WHAT THIS TASK INVOLVES
Report every line below that carries the word "icon".
Segment Start: MATERIAL FOR THIS TASK
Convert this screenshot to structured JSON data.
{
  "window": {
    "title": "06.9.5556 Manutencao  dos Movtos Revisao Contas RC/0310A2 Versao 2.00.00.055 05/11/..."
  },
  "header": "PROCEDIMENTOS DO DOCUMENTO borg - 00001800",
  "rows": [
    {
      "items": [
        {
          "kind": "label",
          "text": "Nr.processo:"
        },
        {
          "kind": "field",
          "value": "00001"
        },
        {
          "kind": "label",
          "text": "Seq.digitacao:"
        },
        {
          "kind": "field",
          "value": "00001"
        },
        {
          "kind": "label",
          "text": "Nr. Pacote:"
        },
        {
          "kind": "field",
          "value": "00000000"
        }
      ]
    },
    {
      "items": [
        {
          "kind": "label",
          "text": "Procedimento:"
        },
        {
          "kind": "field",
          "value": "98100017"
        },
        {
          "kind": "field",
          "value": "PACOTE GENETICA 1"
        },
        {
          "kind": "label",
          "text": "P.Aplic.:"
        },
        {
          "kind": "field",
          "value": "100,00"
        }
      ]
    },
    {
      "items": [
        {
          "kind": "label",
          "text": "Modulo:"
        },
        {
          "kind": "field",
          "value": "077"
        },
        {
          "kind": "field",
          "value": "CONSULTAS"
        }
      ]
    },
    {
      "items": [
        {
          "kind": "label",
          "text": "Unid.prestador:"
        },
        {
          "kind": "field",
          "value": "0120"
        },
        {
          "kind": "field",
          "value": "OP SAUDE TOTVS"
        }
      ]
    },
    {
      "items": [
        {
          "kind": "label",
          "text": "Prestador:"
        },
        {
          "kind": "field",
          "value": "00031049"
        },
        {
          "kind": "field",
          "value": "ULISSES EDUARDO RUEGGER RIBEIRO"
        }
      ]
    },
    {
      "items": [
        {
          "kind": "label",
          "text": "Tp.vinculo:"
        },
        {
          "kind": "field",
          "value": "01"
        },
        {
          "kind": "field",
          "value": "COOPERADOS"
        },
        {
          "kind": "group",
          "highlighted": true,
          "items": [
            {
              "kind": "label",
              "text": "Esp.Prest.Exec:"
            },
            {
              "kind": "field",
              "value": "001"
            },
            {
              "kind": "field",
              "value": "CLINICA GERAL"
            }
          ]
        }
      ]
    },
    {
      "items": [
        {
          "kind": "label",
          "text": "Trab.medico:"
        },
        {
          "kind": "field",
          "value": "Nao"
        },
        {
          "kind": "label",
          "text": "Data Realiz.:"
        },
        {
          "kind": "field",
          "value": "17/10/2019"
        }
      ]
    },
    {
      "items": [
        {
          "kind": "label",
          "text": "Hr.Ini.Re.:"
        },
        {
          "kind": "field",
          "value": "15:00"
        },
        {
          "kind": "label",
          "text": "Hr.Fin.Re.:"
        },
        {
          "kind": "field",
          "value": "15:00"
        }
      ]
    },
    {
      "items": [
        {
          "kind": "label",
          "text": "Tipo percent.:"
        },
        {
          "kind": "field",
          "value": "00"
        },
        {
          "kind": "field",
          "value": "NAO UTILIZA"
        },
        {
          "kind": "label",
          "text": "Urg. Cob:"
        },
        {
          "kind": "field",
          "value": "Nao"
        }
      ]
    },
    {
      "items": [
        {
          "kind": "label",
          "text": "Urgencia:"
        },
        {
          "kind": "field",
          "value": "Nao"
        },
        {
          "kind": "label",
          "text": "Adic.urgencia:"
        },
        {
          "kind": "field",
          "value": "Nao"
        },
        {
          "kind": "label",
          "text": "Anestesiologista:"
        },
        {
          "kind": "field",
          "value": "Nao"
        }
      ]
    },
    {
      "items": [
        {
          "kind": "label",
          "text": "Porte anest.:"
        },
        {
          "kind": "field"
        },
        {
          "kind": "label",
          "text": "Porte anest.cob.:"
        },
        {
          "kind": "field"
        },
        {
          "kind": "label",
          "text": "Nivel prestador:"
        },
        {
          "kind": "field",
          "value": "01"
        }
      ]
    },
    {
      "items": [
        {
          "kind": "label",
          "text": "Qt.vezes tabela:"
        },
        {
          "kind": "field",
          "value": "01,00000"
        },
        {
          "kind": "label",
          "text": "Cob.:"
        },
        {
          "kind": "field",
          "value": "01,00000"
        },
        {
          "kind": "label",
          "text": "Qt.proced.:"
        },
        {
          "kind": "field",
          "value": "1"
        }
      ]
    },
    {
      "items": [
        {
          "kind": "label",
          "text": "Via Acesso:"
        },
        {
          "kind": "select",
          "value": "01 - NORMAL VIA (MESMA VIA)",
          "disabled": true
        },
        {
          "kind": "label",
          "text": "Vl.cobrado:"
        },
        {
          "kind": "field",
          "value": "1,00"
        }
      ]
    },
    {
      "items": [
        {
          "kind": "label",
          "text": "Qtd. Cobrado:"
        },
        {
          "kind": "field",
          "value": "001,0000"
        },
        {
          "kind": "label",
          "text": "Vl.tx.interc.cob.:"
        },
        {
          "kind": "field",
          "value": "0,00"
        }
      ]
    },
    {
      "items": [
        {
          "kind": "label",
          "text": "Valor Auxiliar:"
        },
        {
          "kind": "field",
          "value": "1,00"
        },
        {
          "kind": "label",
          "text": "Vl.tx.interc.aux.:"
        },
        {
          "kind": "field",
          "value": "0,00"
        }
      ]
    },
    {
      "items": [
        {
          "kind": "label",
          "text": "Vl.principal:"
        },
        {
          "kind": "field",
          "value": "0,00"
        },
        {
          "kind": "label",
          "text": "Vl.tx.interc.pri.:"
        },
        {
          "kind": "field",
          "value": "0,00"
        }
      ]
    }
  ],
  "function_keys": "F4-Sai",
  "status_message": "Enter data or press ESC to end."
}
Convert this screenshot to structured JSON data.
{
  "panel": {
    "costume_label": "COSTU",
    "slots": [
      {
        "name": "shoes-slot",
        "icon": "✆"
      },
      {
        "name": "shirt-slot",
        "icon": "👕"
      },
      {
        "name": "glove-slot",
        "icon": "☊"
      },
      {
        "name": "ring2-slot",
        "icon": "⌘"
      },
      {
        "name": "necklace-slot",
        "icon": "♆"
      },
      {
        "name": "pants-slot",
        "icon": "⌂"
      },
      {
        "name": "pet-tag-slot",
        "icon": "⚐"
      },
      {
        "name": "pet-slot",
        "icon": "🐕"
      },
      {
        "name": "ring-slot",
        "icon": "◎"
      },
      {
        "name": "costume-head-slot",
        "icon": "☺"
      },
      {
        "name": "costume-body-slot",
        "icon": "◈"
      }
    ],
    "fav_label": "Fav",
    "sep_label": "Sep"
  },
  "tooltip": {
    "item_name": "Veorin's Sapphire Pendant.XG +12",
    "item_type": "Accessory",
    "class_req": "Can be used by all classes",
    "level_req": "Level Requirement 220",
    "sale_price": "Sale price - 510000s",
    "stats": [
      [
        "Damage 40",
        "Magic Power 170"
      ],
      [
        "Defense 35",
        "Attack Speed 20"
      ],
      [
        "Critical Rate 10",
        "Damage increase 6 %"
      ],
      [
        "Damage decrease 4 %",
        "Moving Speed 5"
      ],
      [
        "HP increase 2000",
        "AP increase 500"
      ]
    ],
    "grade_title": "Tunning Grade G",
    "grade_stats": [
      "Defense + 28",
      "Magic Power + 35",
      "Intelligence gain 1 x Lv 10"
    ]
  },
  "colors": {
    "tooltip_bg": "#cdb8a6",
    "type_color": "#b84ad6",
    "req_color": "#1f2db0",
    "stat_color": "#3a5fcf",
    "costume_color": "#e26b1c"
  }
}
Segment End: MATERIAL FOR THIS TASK
RESPONSE TO THE EXERCISE
        "icon": "✆"
        "icon": "👕"
        "icon": "☊"
        "icon": "⌘"
        "icon": "♆"
        "icon": "⌂"
        "icon": "⚐"
        "icon": "🐕"
        "icon": "◎"
        "icon": "☺"
        "icon": "◈"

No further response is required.